And seriously, Carpenter could sue the pants off Mitchell on the grounds of plagiarism; Mitchell’s framing of a nameless Michigan suburb is freakin’ identical to the way Carpenter framed his fictional town of Haddonfield, Illinois. Carpenter is clearly a sage to Mitchell, but his abundance of Carpenter-esque shots keeps him directly in Carpenter’s shadow, preventing Mitchell from carving out (pun!) his own style or bringing anything new to the genre.
So what is It Follows about? Adolescent sex. Yawn.
Borrowing the “pass it on rule” from The Ring, Mitchell’s story hinges on the premise that if you have sex with someone who’s already being followed, you will then be followed and the person you just scored some hibbitty dibbitty from will no longer be followed.
But there’s more to this following shit: After you have sex and are no longer being followed, you’re still followed, only the malevolent thing that’s been following you won’t kill you. It will just show up at random times to remind you it hasn’t forgotten. If your thinking to yourself right now, “Hey, this sounds just like my herpes,” you’d be correct, sir/ma’am! In the simplest terms, It Follows is about being haunted and killed by your herpes.
On the plus, It Follows stars the super gorgeous Maika Monroe (check her out in the superior horror/thriller The Guest) as Jay, and to her credit, she tries to carry the emotional weight of the film, but it’s hard to sell the line, “It’s right there, don’t you see it?!” when nothing is actually on the screen.
There are a few scares in It Follows (I won’t ruin them), but none of them are memorable or original. The film also relies heavily on its synth-inspired soundtrack to unnerve you. It’s a shame the musical score doesn’t jive with the onscreen visuals. Had this note been hit, It Follows could have made itself worthy of cult status.
And for reasons unknown, the time period is left totally ambiguous to the viewer, but from the look of the cars and the clothing, it’s somewhere between 1979 and 1982. This aesthetic of “longing for what used to be” gives off a distinct and foul Hipster odor.
Mitchell also throws in a non sequitur subplot concerned with urban decay in Detroit and the surrounding suburbs, however, since the setting is never established at the beginning of the film, these random third act musings about how nice 8 Mile used to be come off as Captain Planet preachy and simply left me jonesing to listen to the Marshall Mathers LP — a real American horror story — instead of watching an original movie masquerading as a John Carpenter movie I’ve seen a thousand times before.
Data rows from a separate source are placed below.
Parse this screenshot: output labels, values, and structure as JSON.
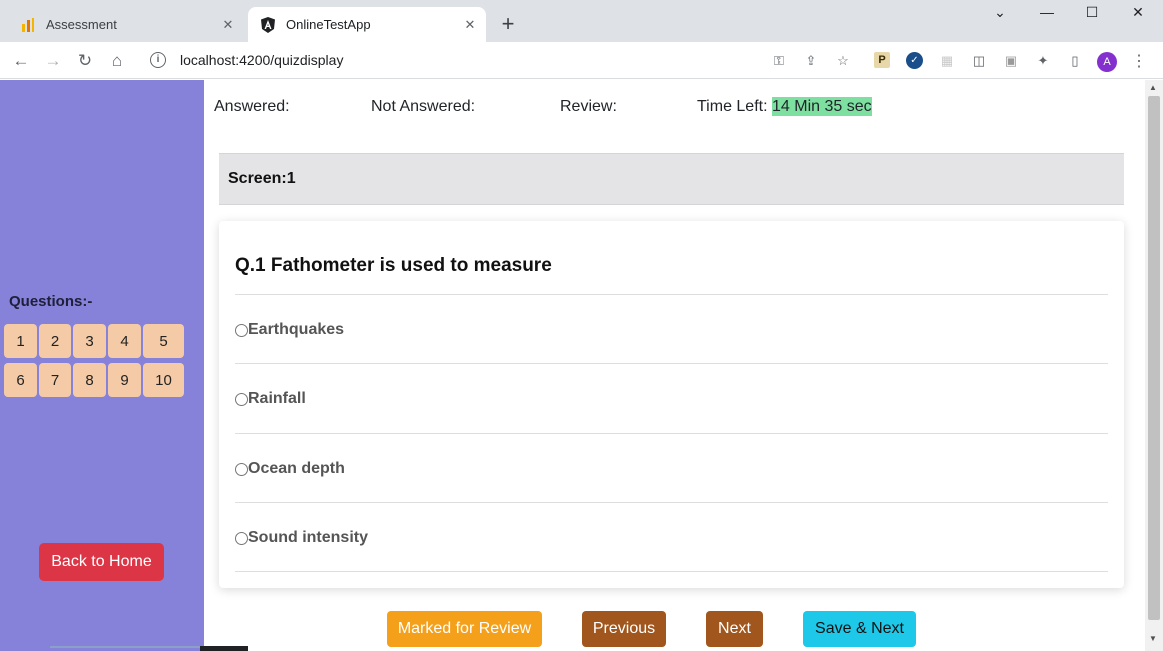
{
  "browser": {
    "tabs": [
      {
        "title": "Assessment",
        "active": false
      },
      {
        "title": "OnlineTestApp",
        "active": true
      }
    ],
    "url": "localhost:4200/quizdisplay",
    "profile_initial": "A",
    "extension_p": "P"
  },
  "status": {
    "answered_label": "Answered:",
    "not_answered_label": "Not Answered:",
    "review_label": "Review:",
    "time_left_label": "Time Left:",
    "time_left_value": "14 Min 35 sec"
  },
  "sidebar": {
    "questions_label": "Questions:-",
    "question_numbers": [
      "1",
      "2",
      "3",
      "4",
      "5",
      "6",
      "7",
      "8",
      "9",
      "10"
    ],
    "back_home_label": "Back to Home"
  },
  "screen_label": "Screen:1",
  "question": {
    "title": "Q.1 Fathometer is used to measure",
    "options": [
      "Earthquakes",
      "Rainfall",
      "Ocean depth",
      "Sound intensity"
    ]
  },
  "actions": {
    "marked_review": "Marked for Review",
    "previous": "Previous",
    "next": "Next",
    "save_next": "Save & Next"
  },
  "colors": {
    "sidebar_bg": "#8682d9",
    "question_btn_bg": "#f5cba7",
    "home_btn": "#dc3545",
    "timer_highlight": "#7ee0a0",
    "marked_review_btn": "#f5a01b",
    "prev_next_btn": "#a0561c",
    "save_next_btn": "#1ec8e8"
  }
}
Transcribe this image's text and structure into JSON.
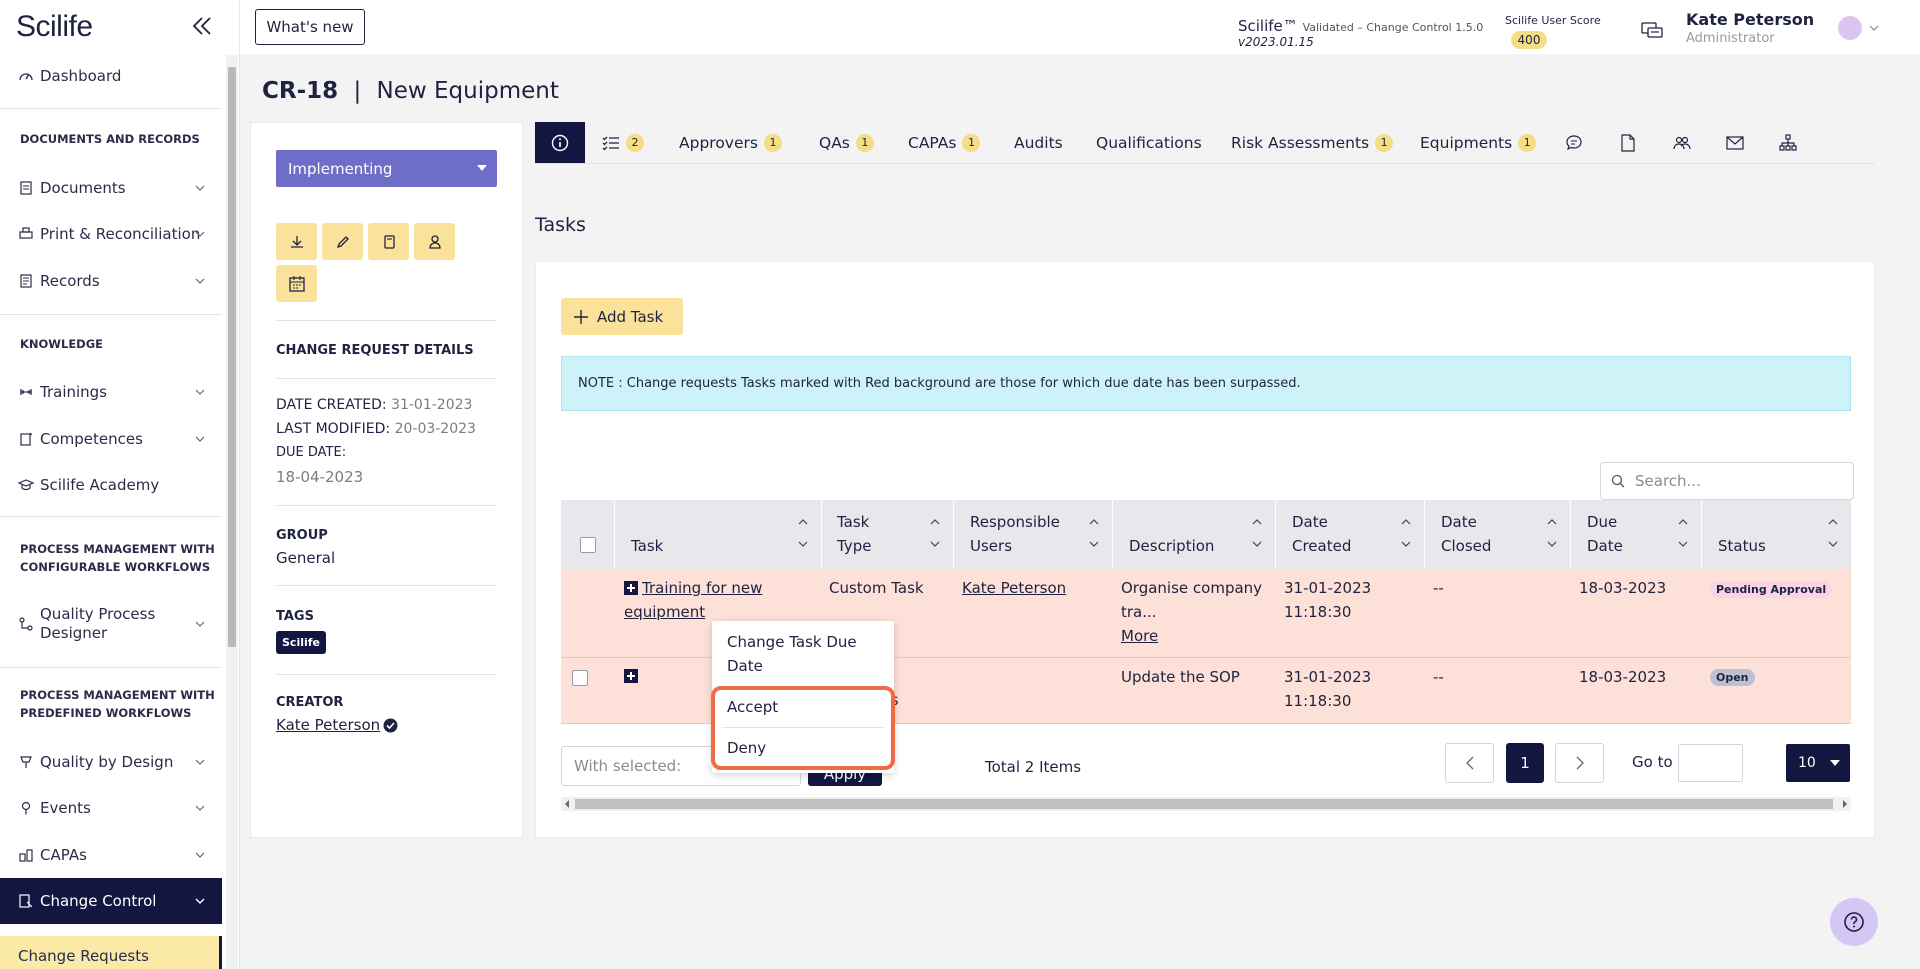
{
  "brand": {
    "logo": "Scilife"
  },
  "sidebar": {
    "items": [
      {
        "label": "Dashboard"
      },
      {
        "label": "Documents"
      },
      {
        "label": "Print & Reconciliation"
      },
      {
        "label": "Records"
      },
      {
        "label": "Trainings"
      },
      {
        "label": "Competences"
      },
      {
        "label": "Scilife Academy"
      },
      {
        "label": "Quality Process Designer"
      },
      {
        "label": "Quality by Design"
      },
      {
        "label": "Events"
      },
      {
        "label": "CAPAs"
      },
      {
        "label": "Change Control"
      },
      {
        "label": "Change Requests"
      }
    ],
    "headings": [
      "DOCUMENTS AND RECORDS",
      "KNOWLEDGE",
      "PROCESS MANAGEMENT WITH CONFIGURABLE WORKFLOWS",
      "PROCESS MANAGEMENT WITH PREDEFINED WORKFLOWS"
    ]
  },
  "topbar": {
    "whats_new": "What's new",
    "product": "Scilife™",
    "product_sub": "Validated – Change Control 1.5.0",
    "version": "v2023.01.15",
    "score_label": "Scilife User Score",
    "score": "400",
    "user_name": "Kate Peterson",
    "user_role": "Administrator"
  },
  "page": {
    "id": "CR-18",
    "separator": "|",
    "title": "New Equipment"
  },
  "details": {
    "status": "Implementing",
    "section_title": "CHANGE REQUEST DETAILS",
    "date_created_label": "DATE CREATED:",
    "date_created": "31-01-2023",
    "last_modified_label": "LAST MODIFIED:",
    "last_modified": "20-03-2023",
    "due_date_label": "DUE DATE:",
    "due_date": "18-04-2023",
    "group_label": "GROUP",
    "group": "General",
    "tags_label": "TAGS",
    "tag": "Scilife",
    "creator_label": "CREATOR",
    "creator": "Kate Peterson"
  },
  "tabs": [
    {
      "label": "",
      "badge": "2"
    },
    {
      "label": "Approvers",
      "badge": "1"
    },
    {
      "label": "QAs",
      "badge": "1"
    },
    {
      "label": "CAPAs",
      "badge": "1"
    },
    {
      "label": "Audits"
    },
    {
      "label": "Qualifications"
    },
    {
      "label": "Risk Assessments",
      "badge": "1"
    },
    {
      "label": "Equipments",
      "badge": "1"
    }
  ],
  "tasks": {
    "title": "Tasks",
    "add_task": "Add Task",
    "note": "NOTE : Change requests Tasks marked with Red background are those for which due date has been surpassed.",
    "search_placeholder": "Search...",
    "columns": [
      "Task",
      "Task Type",
      "Responsible Users",
      "Description",
      "Date Created",
      "Date Closed",
      "Due Date",
      "Status"
    ],
    "rows": [
      {
        "task": "Training for new equipment",
        "type": "Custom Task",
        "responsible": "Kate Peterson",
        "description": "Organise company tra...",
        "more": "More",
        "created": "31-01-2023 11:18:30",
        "closed": "--",
        "due": "18-03-2023",
        "status": "Pending Approval"
      },
      {
        "task": "",
        "type": "...nts",
        "responsible": "",
        "description": "Update the SOP",
        "created": "31-01-2023 11:18:30",
        "closed": "--",
        "due": "18-03-2023",
        "status": "Open"
      }
    ],
    "with_selected": "With selected:",
    "apply": "Apply",
    "total": "Total 2 Items",
    "page": "1",
    "goto": "Go to",
    "page_size": "10"
  },
  "context_menu": {
    "change_due": "Change Task Due Date",
    "accept": "Accept",
    "deny": "Deny"
  },
  "colors": {
    "accent": "#121640",
    "highlight": "#fbe29b",
    "overdue": "#fde0d7",
    "status": "#6e6dc7"
  }
}
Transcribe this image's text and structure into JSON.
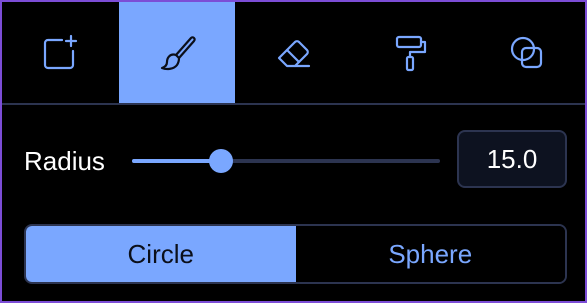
{
  "toolbar": {
    "tools": [
      {
        "icon": "add-layer-icon",
        "active": false
      },
      {
        "icon": "brush-icon",
        "active": true
      },
      {
        "icon": "eraser-icon",
        "active": false
      },
      {
        "icon": "paint-roller-icon",
        "active": false
      },
      {
        "icon": "intersect-icon",
        "active": false
      }
    ]
  },
  "radius": {
    "label": "Radius",
    "value": "15.0",
    "slider_fraction": 0.29
  },
  "shape": {
    "options": [
      "Circle",
      "Sphere"
    ],
    "selected": "Circle"
  },
  "colors": {
    "accent": "#7aa7ff",
    "border_purple": "#7c4dd6",
    "divider": "#2c3450",
    "background": "#000000"
  }
}
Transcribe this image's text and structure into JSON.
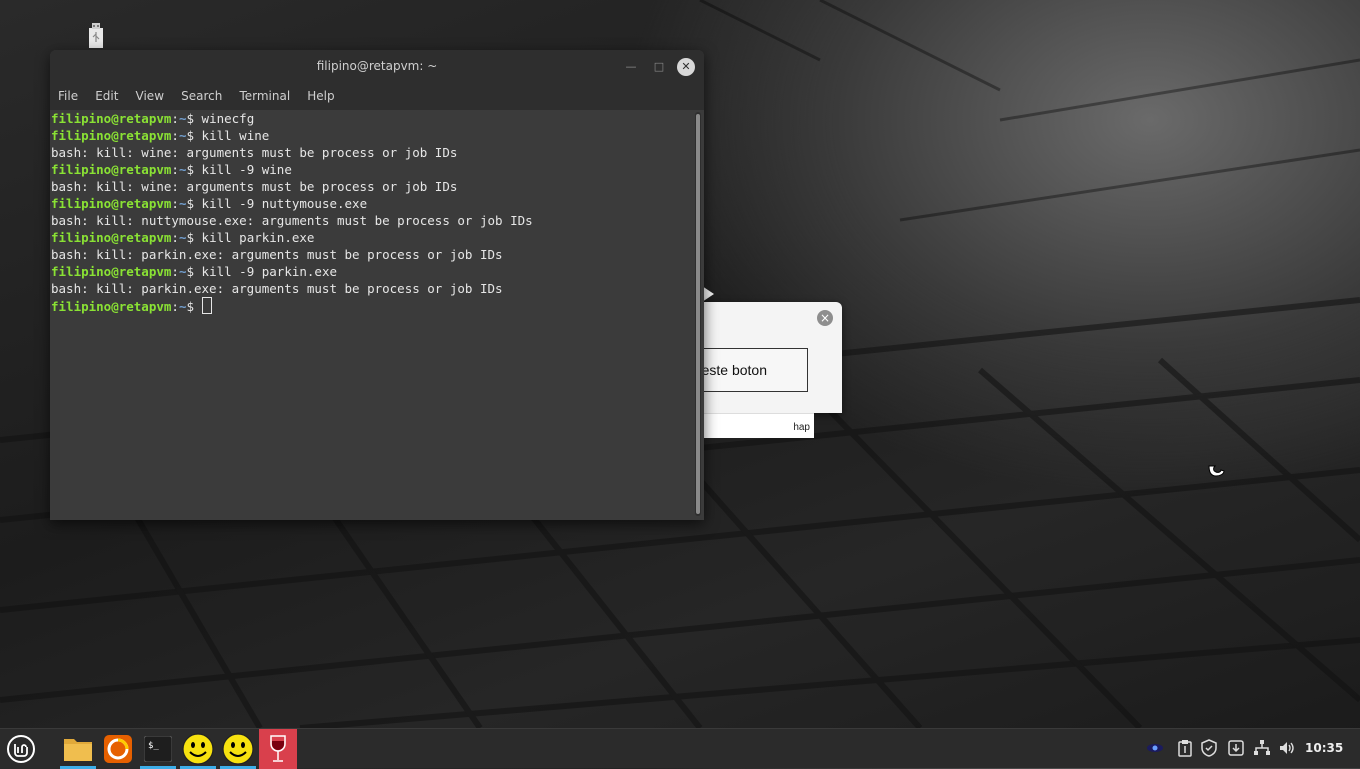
{
  "terminal": {
    "title": "filipino@retapvm: ~",
    "menu": [
      "File",
      "Edit",
      "View",
      "Search",
      "Terminal",
      "Help"
    ],
    "prompt_user": "filipino@retapvm",
    "prompt_sep": ":",
    "prompt_path": "~",
    "prompt_dollar": "$ ",
    "lines": [
      {
        "kind": "cmd",
        "text": "winecfg"
      },
      {
        "kind": "cmd",
        "text": "kill wine"
      },
      {
        "kind": "out",
        "text": "bash: kill: wine: arguments must be process or job IDs"
      },
      {
        "kind": "cmd",
        "text": "kill -9 wine"
      },
      {
        "kind": "out",
        "text": "bash: kill: wine: arguments must be process or job IDs"
      },
      {
        "kind": "cmd",
        "text": "kill -9 nuttymouse.exe"
      },
      {
        "kind": "out",
        "text": "bash: kill: nuttymouse.exe: arguments must be process or job IDs"
      },
      {
        "kind": "cmd",
        "text": "kill parkin.exe"
      },
      {
        "kind": "out",
        "text": "bash: kill: parkin.exe: arguments must be process or job IDs"
      },
      {
        "kind": "cmd",
        "text": "kill -9 parkin.exe"
      },
      {
        "kind": "out",
        "text": "bash: kill: parkin.exe: arguments must be process or job IDs"
      },
      {
        "kind": "cmd",
        "text": ""
      }
    ]
  },
  "dialog": {
    "button_label": "este boton",
    "strip_label": "hap"
  },
  "taskbar": {
    "apps": [
      "mint-menu-icon",
      "files-icon",
      "firefox-icon",
      "terminal-icon",
      "smiley-icon",
      "smiley-icon",
      "wine-icon"
    ],
    "tray": [
      "eye-icon",
      "clipboard-icon",
      "shield-icon",
      "update-icon",
      "network-icon",
      "volume-icon"
    ],
    "clock": "10:35"
  },
  "colors": {
    "prompt_user": "#8ae234",
    "prompt_path": "#729fcf",
    "terminal_bg": "#3b3b3b",
    "active_indicator": "#3daee9"
  }
}
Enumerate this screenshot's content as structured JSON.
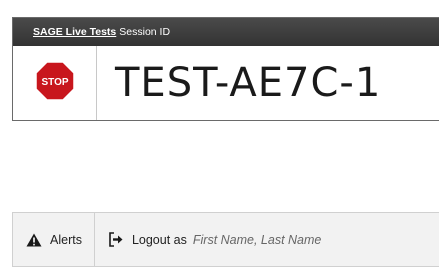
{
  "session": {
    "header_link": "SAGE Live Tests",
    "header_label": "Session ID",
    "stop_icon_text": "STOP",
    "session_id": "TEST-AE7C-1"
  },
  "toolbar": {
    "alerts_label": "Alerts",
    "logout_label": "Logout as",
    "logout_name_placeholder": "First Name, Last Name"
  },
  "colors": {
    "header_bg": "#3c3c3c",
    "stop_red": "#c8161d",
    "toolbar_bg": "#f2f2f2"
  },
  "icons": {
    "stop": "stop-sign-icon",
    "alerts": "warning-icon",
    "logout": "logout-icon"
  }
}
Heineken?! Fuck that shit!
About Bryan Kish
Bryan Kish writes reviews and articles for NID Magazine.